Clause 2.5 of FIDIC provides that if the employer considers itself entitled to payment from the contractor (for liquidated damages or otherwise) it should give proper written notice after which the Engineer should proceed to agree or determine the amount to which the Employer is entitled.  Clause 8.7 of the Contract provides that if the Contractor fails to achieve certain milestones it will pay the Employer liquidated damages at £4,000 per day.

Beckton said that clause 8.7 was a separate entitlement but Murphy said that the entitlement depended upon the Engineer’s Determination.  When Beckton then sought to enforce its alleged entitlement to liquidated damages by issuing a demand to the “Bondsman” (Zurich Insurance) for payment of the Bond, alleging a delay of 409 days, Murphy applied for an injunction to restrain the demand on the Bond.
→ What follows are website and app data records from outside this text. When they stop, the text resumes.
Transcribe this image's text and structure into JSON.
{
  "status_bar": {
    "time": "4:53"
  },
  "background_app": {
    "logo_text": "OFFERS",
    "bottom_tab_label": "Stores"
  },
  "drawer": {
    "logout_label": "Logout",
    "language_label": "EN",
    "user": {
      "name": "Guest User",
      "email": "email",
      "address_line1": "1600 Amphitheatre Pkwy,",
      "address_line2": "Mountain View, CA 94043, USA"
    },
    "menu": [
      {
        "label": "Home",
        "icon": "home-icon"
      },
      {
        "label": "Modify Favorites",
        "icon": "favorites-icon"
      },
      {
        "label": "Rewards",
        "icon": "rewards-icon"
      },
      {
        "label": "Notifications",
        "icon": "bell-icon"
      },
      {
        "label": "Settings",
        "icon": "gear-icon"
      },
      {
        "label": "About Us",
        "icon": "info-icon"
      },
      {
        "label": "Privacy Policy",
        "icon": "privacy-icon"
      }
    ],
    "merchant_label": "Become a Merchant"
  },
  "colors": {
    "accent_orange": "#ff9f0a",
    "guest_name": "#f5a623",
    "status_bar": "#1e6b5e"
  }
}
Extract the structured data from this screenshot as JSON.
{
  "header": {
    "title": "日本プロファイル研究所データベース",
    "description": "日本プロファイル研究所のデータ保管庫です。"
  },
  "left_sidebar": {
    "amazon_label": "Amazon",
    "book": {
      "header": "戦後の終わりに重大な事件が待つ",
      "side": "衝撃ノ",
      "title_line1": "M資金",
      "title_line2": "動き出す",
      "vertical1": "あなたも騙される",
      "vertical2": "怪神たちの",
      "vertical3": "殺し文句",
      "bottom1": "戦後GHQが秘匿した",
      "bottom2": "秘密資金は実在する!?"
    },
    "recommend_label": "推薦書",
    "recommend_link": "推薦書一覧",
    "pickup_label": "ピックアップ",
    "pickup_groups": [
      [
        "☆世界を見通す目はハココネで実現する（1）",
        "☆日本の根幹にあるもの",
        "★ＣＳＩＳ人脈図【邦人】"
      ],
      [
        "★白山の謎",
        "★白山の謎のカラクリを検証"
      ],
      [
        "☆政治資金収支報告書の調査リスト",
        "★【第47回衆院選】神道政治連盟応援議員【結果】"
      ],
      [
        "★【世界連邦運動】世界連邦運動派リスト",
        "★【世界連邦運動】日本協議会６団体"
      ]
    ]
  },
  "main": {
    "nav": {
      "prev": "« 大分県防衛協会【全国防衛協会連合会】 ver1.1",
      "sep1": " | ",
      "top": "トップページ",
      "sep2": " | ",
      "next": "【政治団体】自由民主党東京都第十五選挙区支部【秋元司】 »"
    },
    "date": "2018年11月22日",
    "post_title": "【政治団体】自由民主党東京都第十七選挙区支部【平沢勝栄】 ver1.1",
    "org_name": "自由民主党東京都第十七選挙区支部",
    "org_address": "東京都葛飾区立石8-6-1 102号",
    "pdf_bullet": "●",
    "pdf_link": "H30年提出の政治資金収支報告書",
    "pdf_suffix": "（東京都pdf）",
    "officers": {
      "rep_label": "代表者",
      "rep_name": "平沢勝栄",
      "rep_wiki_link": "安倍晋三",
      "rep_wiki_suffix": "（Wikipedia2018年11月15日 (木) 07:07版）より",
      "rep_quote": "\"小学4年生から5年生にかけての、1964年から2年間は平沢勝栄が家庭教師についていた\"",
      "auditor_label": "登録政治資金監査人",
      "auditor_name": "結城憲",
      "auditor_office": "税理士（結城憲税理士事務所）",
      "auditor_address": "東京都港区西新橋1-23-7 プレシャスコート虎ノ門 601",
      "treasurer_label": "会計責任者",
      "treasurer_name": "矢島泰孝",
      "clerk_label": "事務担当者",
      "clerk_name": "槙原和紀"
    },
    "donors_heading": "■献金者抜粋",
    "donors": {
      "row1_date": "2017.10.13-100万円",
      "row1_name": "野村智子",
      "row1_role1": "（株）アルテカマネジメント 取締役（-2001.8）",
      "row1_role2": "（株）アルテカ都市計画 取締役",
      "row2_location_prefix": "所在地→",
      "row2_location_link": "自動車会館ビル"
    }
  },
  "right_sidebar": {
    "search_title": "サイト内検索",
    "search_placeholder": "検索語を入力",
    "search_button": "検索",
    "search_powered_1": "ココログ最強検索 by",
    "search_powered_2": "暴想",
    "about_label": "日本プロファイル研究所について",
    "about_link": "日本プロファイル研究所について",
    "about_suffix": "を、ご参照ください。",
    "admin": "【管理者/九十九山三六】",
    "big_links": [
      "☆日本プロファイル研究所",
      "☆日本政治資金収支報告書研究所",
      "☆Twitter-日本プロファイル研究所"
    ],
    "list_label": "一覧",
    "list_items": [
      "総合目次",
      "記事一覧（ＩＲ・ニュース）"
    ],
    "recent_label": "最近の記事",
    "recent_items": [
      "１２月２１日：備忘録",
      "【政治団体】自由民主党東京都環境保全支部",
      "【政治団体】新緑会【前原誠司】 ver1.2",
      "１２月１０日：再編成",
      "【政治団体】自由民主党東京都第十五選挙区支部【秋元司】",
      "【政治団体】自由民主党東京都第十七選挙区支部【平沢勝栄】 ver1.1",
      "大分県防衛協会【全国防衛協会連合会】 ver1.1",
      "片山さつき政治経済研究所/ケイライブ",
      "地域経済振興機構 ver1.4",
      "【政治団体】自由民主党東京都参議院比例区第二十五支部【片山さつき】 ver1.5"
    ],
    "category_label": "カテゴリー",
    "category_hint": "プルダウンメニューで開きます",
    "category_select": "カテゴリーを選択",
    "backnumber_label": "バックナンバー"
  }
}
  1. Clause 8.7 was not subject to clause 2.5. It provided a “self-contained regime” for the trigger and payment of delay damages.  Note the original wording of clause 8.7 in FIDIC Yellow Book states “subject to clause 2.5” but this had been expressly deleted as one of the special conditions.  The Judge concluded that this deletion was deliberate and significant.
  2. Even if Murphy’s interpretation of the clauses was correct, the Judge said she would have refused to restrain the call on the bond. Only fraud or a defect in the paper work can justify an injunction. An honest belief by Beckton that it was entitled to make the call, even if this was completely wrong, would be sufficient to prevent fraud from arising.


This is yet another case in a long line of policy decisions.  The Courts in many countries have a strong and clear commitment to upholding the banking system, and the smooth functioning of banking and insurance bonds.  Only the clearest cases of fraud (or alternatively a gross failure in the paper work expressed in the demand) can justify a bondsman in refusing payment.  Murphy’s only remedy would be to subsequently obtain a separate decision that liquidated damages were unjustified on the merits, followed by a ruling ordering Beckton to return the money.

For more information, contact Robert Langley on 0191 211 7957 or at [email protected].